Following that, my travel gal Rachy T is going to meet me and we’ll spend 10 days together travelling in China to visit some of the most famous cities, attractions and historical sites. I’m so lucky to have a supportive team in UK marketing who are helping ensure I can make the most of this experience whilst I’m there!

As part of the programme we have to share our experiences and story online and on social media (like I wouldn’t anyway), so expect a lot of blogs during March & April all the way from China eek! It’s literally the perfect content for the blog.
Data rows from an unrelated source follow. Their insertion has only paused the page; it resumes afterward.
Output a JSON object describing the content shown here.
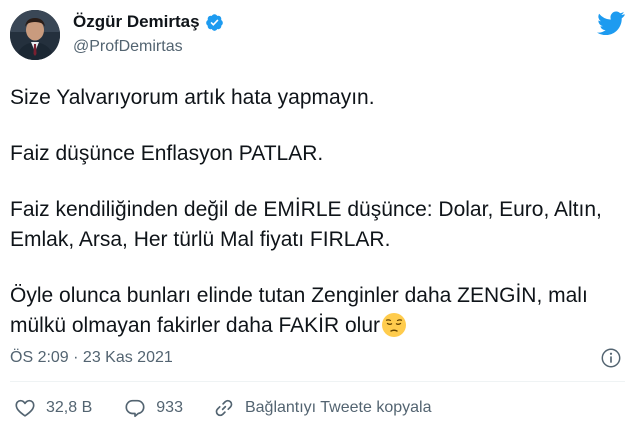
{
  "author": {
    "display_name": "Özgür Demirtaş",
    "handle": "@ProfDemirtas",
    "verified": true
  },
  "icons": {
    "avatar": "avatar-photo",
    "verified": "verified-badge-icon",
    "brand": "twitter-bird-icon",
    "info": "info-icon",
    "like": "heart-icon",
    "reply": "reply-bubble-icon",
    "link": "link-icon",
    "emoji": "pensive-face-emoji"
  },
  "colors": {
    "brand_blue": "#1d9bf0",
    "text_primary": "#0f1419",
    "text_secondary": "#536471"
  },
  "tweet": {
    "paragraphs": [
      "Size Yalvarıyorum artık hata yapmayın.",
      "Faiz düşünce Enflasyon PATLAR.",
      "Faiz kendiliğinden değil de EMİRLE düşünce: Dolar, Euro, Altın, Emlak, Arsa, Her türlü Mal fiyatı FIRLAR.",
      "Öyle olunca bunları elinde tutan Zenginler daha ZENGİN, malı mülkü olmayan fakirler daha FAKİR olur"
    ],
    "timestamp": "ÖS 2:09 · 23 Kas 2021"
  },
  "actions": {
    "likes": "32,8 B",
    "replies": "933",
    "copy_link": "Bağlantıyı Tweete kopyala"
  }
}
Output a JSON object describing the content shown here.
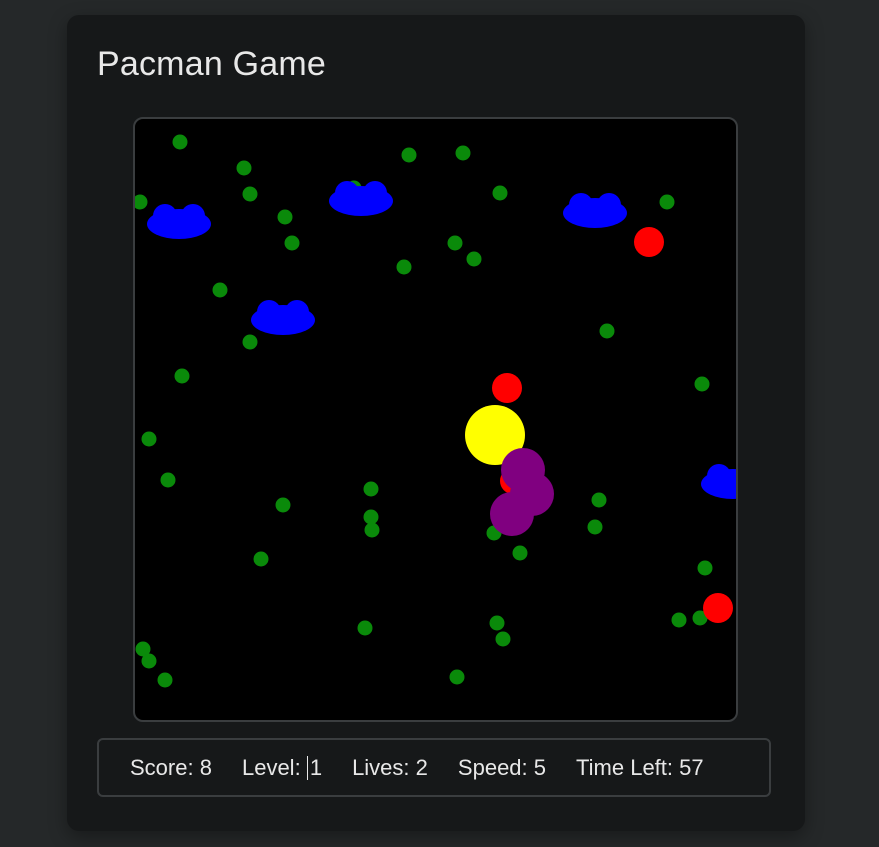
{
  "title": "Pacman Game",
  "colors": {
    "page_bg": "#252829",
    "card_bg": "#161819",
    "board_bg": "#000000",
    "pellet": "#0a8a0a",
    "ghost": "#0000ff",
    "power_up": "#ff0000",
    "pacman": "#ffff00",
    "enemy": "#800080"
  },
  "status": {
    "score_label": "Score:",
    "score": "8",
    "level_label": "Level:",
    "level": "1",
    "lives_label": "Lives:",
    "lives": "2",
    "speed_label": "Speed:",
    "speed": "5",
    "time_label": "Time Left:",
    "time": "57"
  },
  "board": {
    "pacman": {
      "icon": "pacman-icon"
    },
    "pellet_count": 46,
    "ghost_count": 5,
    "power_up_count": 4,
    "enemy_count": 3
  }
}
See below for some information about CSC; it’s origins and how the work that the programme has done has helped over 1,000 organisations all over the world! So excited to go and share how it is, I’m fully expecting a serious culture shock but keen to embrace it all (including the chicken feet which apparently are a common snack haha). 
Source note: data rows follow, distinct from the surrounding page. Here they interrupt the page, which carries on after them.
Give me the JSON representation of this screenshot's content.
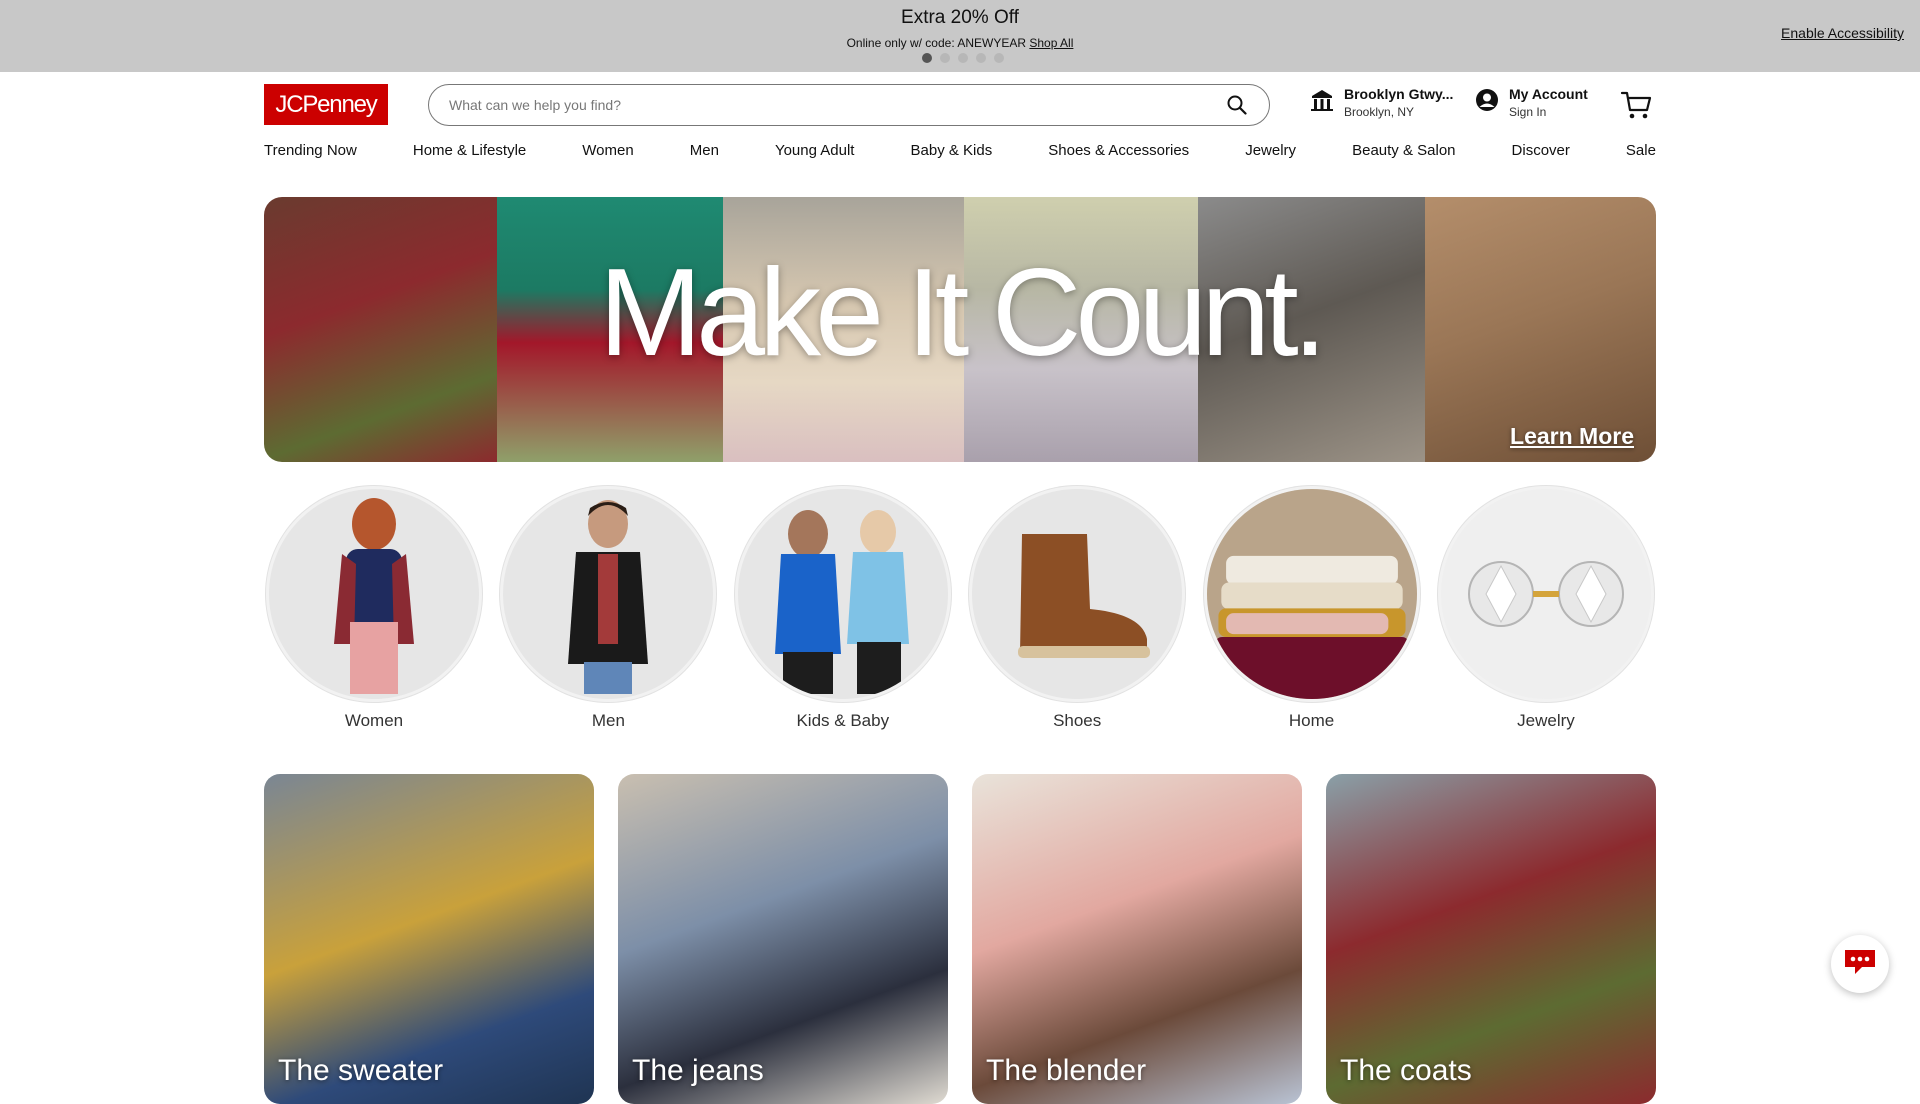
{
  "promo": {
    "title": "Extra 20% Off",
    "subtitle": "Online only w/ code: ANEWYEAR",
    "link": "Shop All",
    "accessibility": "Enable Accessibility"
  },
  "header": {
    "logo": "JCPenney",
    "search_placeholder": "What can we help you find?",
    "store_name": "Brooklyn Gtwy...",
    "store_location": "Brooklyn, NY",
    "account_title": "My Account",
    "account_sub": "Sign In"
  },
  "nav": [
    "Trending Now",
    "Home & Lifestyle",
    "Women",
    "Men",
    "Young Adult",
    "Baby & Kids",
    "Shoes & Accessories",
    "Jewelry",
    "Beauty & Salon",
    "Discover",
    "Sale"
  ],
  "hero": {
    "title": "Make It Count.",
    "cta": "Learn More"
  },
  "categories": [
    "Women",
    "Men",
    "Kids & Baby",
    "Shoes",
    "Home",
    "Jewelry"
  ],
  "cards": [
    "The sweater",
    "The jeans",
    "The blender",
    "The coats"
  ],
  "colors": {
    "brand": "#cc0000",
    "promo_bg": "#c8c8c8"
  }
}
Since 2008, IBM’s Corporate Service Corps program has sent teams of the company’s most talented employees to provide pro bono counsel to countries in the developing world that are grappling with issues that intersect business, technology, and society.   

The initiative deploys teams of IBM employees from around the world with skills in technology, scientific research, marketing, finance, human resources, law, and economic development.  As part of their assignments, they work with local government, non-profit civic groups, and small business to develop blueprints that touch issues ranging from economic development, energy and transportation, to education and health care.   

Corporate Service Corps, which began operation in 2008, is considered the largest program of its kind.  By the end of 2014, 3,000 IBM participants from 58 countries had participated in more than 1,000 CSC projects in 37 countries, generating more than $100 million in value for host organizations over a six-year period and has worked on services consumed by over 33 million worldwide.

IBM has partnered with a growing number of its clients on Corporate Service Corps engagements, providing client employees with experiences that have enabled them to grow their skills and improve cultural literacy. IBM has worked with companies like Dow, Novartis, Becton Dickinson, JP Morgan Chase, HSBC, Citi, Deere and FedEx.

Find out more on the website. 

 

eating with chopsticks

Going to have to practice my chopstick skills before I go!

Leave a Reply

Your email address will not be published. Required fields are marked *

This site uses Akismet to reduce spam. Learn how your comment data is processed.